June 24, 2021 - Naturally enhanced neutralizing breadth against SARS-CoV-2 one year after infection. This study's data published in Nature suggest that immunity in convalescent individuals will be very long-lasting and that convalescent individuals who receive available mRNA vaccines will produce antibodies and memory B cells that should be protected against circulating SARS-CoV-2 variants.
June 19, 2021 - Necessity of COVID-19 vaccination in previously infected individuals. The Cleveland Clinic Health System based in Ohio evaluated the necessity of COVID-19 Vaccines for persons previously infected with SARS-CoV-2. In summary, the cumulative incidence of COVID-19 was examined among 52,238 employees in an American healthcare system. COVID-19 did not occur in anyone over the five months of the study among 2,579 individuals previously infected with COVID-19, including 1,359 who did not take the vaccine. This is a non-peer-reviewed study approved by the Cleveland Clinic Institutional Review Board.
May 24, 2021 - SARS-CoV-2 infection induces long-lived bone marrow plasma cells in humans. This study was lead by Washington University in St. Louis, MO, and published in Nature. "Seventy-seven participants who had recovered from SARS-CoV-2 infection and eleven control individuals without a history of SARS-CoV-2 infection were enrolled. Overall, our results indicate that mild infection with SARS-CoV-2 induces robust antigen-specific, long-lived humoral immune memory in humans."
May 12, 2021 - mRNA vaccine-induced T cells respond identically to SARS-CoV-2 variants of concern but differ in longevity and homing properties depending on prior infection status. "The results from this non-peer-reviewed longitudinal study provide reassurance that vaccine-elicited T cells respond robustly to emerging viral variants, confirm that convalescents may not need a second vaccine dose, and suggest that vaccinated convalescents may have more persistent nasopharynx-homing SARS-CoV-2-specific T cells compared to their infection-naïve counterparts."
May 3, 2021 - Discrete Immune Response Signature to SARS-CoV-2 mRNA Vaccination Versus Infection. "Our study, together with others, underscores the fine balance between antiviral immune responses that achieve clearance of the infection and durable protective immunity and those that lead to inflammation and immunopathology.
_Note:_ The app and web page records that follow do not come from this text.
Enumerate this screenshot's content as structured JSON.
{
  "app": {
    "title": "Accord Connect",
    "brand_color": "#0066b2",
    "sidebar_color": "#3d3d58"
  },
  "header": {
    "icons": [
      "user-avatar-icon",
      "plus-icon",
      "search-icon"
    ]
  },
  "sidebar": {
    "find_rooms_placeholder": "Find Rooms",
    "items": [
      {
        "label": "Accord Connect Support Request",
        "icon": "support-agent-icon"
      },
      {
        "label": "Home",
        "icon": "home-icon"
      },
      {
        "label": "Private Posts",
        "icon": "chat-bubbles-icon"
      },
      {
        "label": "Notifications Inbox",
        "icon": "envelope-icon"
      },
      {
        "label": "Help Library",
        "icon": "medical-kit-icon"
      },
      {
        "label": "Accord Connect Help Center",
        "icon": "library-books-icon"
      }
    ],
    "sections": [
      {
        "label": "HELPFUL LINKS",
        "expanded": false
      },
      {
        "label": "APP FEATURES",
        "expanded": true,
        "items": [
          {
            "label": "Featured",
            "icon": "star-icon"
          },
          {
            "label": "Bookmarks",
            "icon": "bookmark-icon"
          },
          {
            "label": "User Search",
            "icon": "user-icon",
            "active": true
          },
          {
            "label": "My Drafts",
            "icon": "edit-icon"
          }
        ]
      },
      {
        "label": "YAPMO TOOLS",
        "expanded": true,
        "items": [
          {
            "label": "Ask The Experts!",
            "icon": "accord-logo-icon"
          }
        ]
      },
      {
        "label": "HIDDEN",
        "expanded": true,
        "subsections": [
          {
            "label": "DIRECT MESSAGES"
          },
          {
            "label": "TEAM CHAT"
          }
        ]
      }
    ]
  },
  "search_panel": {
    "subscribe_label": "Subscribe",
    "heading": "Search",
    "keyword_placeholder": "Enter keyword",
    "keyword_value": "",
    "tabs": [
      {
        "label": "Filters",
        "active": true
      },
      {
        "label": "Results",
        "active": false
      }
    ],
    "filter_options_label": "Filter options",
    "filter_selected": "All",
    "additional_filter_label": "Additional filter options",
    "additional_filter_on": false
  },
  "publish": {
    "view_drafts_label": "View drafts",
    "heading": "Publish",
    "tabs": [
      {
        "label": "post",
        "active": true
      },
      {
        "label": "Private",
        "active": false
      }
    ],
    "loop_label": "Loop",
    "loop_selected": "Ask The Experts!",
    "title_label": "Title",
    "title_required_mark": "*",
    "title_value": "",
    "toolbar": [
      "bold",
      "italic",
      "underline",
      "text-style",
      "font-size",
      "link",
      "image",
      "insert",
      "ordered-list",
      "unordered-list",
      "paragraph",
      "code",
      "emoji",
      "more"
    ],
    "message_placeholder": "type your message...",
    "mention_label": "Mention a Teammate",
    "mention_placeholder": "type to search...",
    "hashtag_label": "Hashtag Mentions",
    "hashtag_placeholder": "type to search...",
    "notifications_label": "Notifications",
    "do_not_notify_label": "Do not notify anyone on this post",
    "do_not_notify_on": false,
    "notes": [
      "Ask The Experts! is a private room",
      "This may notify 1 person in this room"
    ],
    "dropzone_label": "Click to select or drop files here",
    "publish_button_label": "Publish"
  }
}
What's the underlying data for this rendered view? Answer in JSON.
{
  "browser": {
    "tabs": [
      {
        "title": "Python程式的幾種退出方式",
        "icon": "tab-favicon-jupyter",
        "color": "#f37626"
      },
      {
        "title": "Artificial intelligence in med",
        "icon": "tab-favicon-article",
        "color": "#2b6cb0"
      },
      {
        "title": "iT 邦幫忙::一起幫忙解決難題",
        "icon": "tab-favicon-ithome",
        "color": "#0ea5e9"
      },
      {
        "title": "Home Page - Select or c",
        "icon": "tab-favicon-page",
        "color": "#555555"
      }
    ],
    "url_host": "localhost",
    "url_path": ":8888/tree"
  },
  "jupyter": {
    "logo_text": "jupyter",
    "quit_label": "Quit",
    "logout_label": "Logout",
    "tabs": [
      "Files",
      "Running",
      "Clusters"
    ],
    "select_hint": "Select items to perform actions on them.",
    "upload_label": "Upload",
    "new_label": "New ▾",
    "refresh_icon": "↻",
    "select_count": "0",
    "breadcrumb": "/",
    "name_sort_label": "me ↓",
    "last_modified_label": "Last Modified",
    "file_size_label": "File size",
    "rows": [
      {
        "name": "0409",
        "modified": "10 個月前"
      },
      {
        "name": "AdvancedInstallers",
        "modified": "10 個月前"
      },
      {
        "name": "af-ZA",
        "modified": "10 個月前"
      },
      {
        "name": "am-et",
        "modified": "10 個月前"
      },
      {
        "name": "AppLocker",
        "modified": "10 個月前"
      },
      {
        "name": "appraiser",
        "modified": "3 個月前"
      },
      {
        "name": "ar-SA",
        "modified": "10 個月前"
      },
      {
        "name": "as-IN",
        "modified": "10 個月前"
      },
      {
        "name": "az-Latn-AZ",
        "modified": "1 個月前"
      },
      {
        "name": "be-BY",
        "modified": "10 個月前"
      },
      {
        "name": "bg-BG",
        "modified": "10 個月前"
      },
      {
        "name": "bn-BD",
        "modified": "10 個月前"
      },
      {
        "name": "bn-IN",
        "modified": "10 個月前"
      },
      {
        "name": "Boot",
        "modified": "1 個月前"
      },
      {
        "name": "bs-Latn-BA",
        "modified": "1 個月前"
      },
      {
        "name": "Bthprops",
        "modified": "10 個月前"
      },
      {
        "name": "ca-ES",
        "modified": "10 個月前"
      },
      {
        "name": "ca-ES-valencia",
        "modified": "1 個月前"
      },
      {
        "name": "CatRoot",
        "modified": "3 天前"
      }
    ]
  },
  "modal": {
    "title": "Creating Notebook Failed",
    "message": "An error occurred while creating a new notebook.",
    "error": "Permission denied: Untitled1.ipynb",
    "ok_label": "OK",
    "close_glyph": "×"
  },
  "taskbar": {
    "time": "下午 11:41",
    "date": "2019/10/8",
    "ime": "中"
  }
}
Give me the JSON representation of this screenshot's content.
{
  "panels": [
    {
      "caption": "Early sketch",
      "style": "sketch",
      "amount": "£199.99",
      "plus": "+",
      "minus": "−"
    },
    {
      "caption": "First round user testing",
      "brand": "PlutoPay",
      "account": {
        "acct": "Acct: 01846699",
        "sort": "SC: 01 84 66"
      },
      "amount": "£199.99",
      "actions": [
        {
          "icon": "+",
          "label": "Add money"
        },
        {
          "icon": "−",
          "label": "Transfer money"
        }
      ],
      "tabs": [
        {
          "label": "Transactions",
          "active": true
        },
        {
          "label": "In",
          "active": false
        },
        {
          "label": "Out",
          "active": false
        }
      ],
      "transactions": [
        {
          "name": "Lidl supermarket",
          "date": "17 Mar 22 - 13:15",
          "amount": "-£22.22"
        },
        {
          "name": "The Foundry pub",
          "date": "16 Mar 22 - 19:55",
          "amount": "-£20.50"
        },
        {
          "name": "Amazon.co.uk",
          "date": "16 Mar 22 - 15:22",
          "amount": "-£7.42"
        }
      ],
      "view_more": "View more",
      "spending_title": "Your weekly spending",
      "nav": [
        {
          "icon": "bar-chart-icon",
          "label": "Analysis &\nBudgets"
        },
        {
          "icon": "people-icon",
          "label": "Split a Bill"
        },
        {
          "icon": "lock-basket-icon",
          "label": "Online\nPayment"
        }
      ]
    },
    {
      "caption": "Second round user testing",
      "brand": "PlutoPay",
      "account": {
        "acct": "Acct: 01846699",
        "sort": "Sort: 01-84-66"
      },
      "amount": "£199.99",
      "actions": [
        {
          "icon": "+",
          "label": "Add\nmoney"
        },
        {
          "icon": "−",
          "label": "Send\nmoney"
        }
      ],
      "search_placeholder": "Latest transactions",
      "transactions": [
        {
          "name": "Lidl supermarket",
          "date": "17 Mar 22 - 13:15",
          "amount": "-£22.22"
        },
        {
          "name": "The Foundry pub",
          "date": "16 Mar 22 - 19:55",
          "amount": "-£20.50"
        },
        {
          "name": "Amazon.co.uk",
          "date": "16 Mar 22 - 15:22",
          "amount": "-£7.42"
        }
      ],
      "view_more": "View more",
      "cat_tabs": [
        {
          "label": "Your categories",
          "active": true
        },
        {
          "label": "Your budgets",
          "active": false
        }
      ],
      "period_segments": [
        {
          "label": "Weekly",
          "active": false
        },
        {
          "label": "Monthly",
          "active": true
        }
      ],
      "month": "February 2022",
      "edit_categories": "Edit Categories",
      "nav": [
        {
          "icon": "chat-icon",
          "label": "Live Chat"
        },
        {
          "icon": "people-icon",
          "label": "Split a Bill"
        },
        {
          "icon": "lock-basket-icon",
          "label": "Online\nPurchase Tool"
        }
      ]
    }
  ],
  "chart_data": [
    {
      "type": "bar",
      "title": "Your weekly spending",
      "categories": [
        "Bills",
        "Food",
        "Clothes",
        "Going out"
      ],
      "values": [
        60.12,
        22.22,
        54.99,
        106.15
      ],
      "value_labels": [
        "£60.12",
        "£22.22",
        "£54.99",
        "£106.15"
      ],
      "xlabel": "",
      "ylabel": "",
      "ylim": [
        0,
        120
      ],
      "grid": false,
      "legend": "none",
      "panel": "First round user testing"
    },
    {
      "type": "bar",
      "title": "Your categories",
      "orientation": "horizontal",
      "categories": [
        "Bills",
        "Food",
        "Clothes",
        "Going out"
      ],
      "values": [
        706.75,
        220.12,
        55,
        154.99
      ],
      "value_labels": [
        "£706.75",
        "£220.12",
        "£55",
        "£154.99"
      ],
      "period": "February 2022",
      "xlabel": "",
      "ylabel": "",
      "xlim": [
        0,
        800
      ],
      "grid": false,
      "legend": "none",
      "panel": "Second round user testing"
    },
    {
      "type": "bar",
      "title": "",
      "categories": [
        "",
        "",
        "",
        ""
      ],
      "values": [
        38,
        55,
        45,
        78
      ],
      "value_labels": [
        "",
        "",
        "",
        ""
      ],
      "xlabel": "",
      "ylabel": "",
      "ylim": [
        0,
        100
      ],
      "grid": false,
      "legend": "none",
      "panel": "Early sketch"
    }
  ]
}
A better understanding of the immunological features associated with protective immunity, immunopathology, and durability of protective immunological memory will aid not only in better treatments for viral diseases but also facilitate the rapid development of effective vaccines for new and re-emerging viral diseases that threaten public health."
November 5, 2020 - Study published by the journal Virology: T Cell Responses to Coronavirus Infection are Complicated.
October 2, 2020 - A new study led by scientists at La Jolla Institute for Immunology shows that memory helper T cells that recognize common cold coronaviruses also recognize matching sites on SARS-CoV-2, the virus that causes COVID-19.
Note: This page's content is aggregated from the US CDC, WHO, EMA, pharmaceutical manufacturers, university studies, the Precision Vaccinations news network, and other trusted sources. This content is reviewed by healthcare professionals, such as Dr. Robert Carlson.